Attitudes toward domestic violence perpetrated by athletes has changed, too. Domestic violence by athletes is taken more seriously — and at times punished — by sports leagues such as the NFL. Part of Simpson’s murder trial centered on photos of his bruised ex-wife and her 911 calls to police. But if those attitudes have changed in America, the notion of second chances has not. And Simpson’s would be the ultimate redemption story.
Scotto said his friend will not be poor, although Simpson was ordered to pay $33.5 million to the families of his ex-wife and Goldman and has legal fees of $2 million-$3 million from his 2008 trial. Simpson has a personal pension in which he invested $5 million years ago, a Screen Actors Guild pension from his acting and producing days and an NFL pension, according to Scotto.
“He’ll be okay,” Scotto told USA Today. “He’s not going to be poor. He’ll survive. He’ll be able to get his own place. He just needs to adjust. Ten years is a long time to be away.”
Scotto said Simpson plans to move in with him in Florida before buying a house or to move in with his sister in Sacramento. Either way, golf is on his agenda. The man who became the butt of jokes speculating that he was looking for the killer or killers of Nicole and Goldman on golf courses may find that the 1995 trial remains part of his identity. Scotto recalled that the infamous bloody glove found at the scene — a key piece of evidence that prompted Simpson’s lawyer, Johnny Cochran, to say, “If it doesn’t fit, you must acquit” — remains part of the lore, too.

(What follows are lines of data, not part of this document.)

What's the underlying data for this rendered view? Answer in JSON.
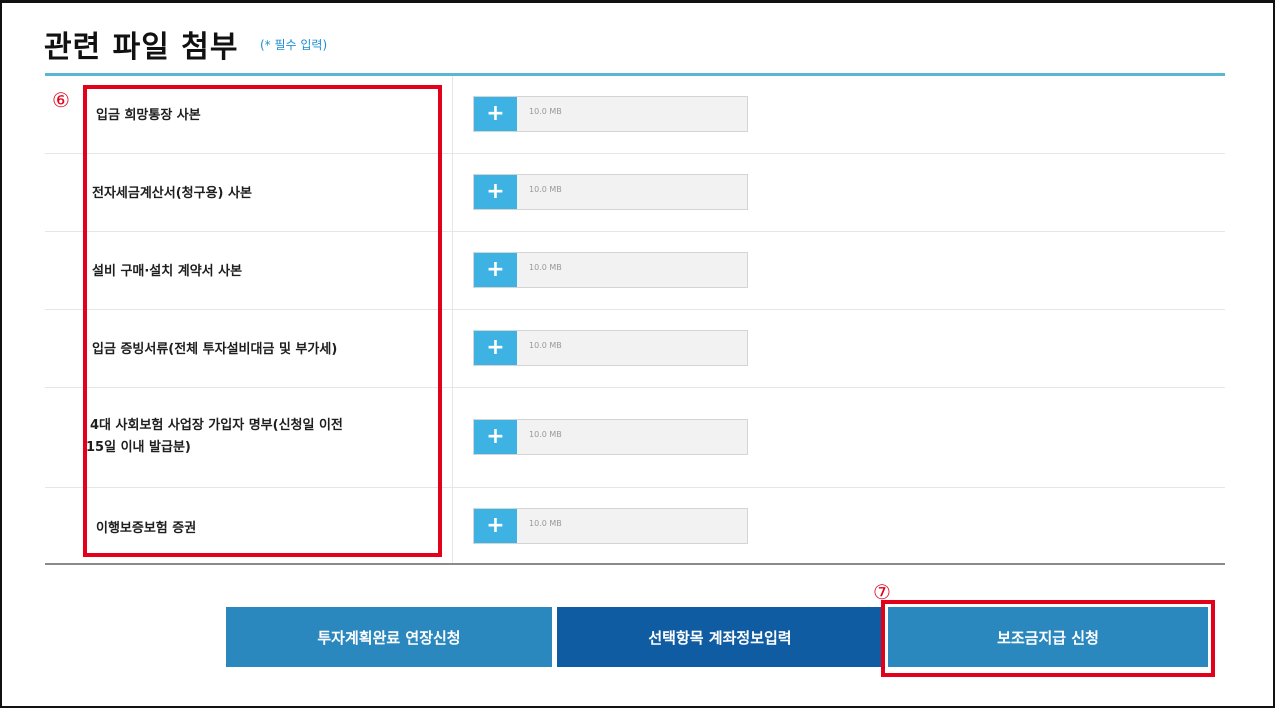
{
  "section": {
    "title": "관련 파일 첨부",
    "required_note": "(* 필수 입력)"
  },
  "markers": {
    "six": "⑥",
    "seven": "⑦"
  },
  "files": [
    {
      "label": "입금 희망통장 사본",
      "size": "10.0 MB"
    },
    {
      "label": "전자세금계산서(청구용) 사본",
      "size": "10.0 MB"
    },
    {
      "label": "설비 구매·설치 계약서 사본",
      "size": "10.0 MB"
    },
    {
      "label": "입금 증빙서류(전체 투자설비대금 및 부가세)",
      "size": "10.0 MB"
    },
    {
      "label_line1": "4대 사회보험 사업장 가입자 명부(신청일 이전",
      "label_line2": "15일 이내 발급분)",
      "size": "10.0 MB"
    },
    {
      "label": "이행보증보험 증권",
      "size": "10.0 MB"
    }
  ],
  "upload_icon": "plus-icon",
  "buttons": {
    "extension": "투자계획완료 연장신청",
    "account_info": "선택항목 계좌정보입력",
    "subsidy_request": "보조금지급 신청"
  },
  "colors": {
    "accent_blue": "#3fb2e4",
    "button_blue": "#2a88bf",
    "button_dark_blue": "#0f5ca3",
    "highlight_red": "#e3001a",
    "required_note": "#1b8fd3"
  }
}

“I’ll tell you something really funny. You know you wear a glove on the course. And all of his friends, any time he drops the glove, they say, ‘Oops, you did it again.’ “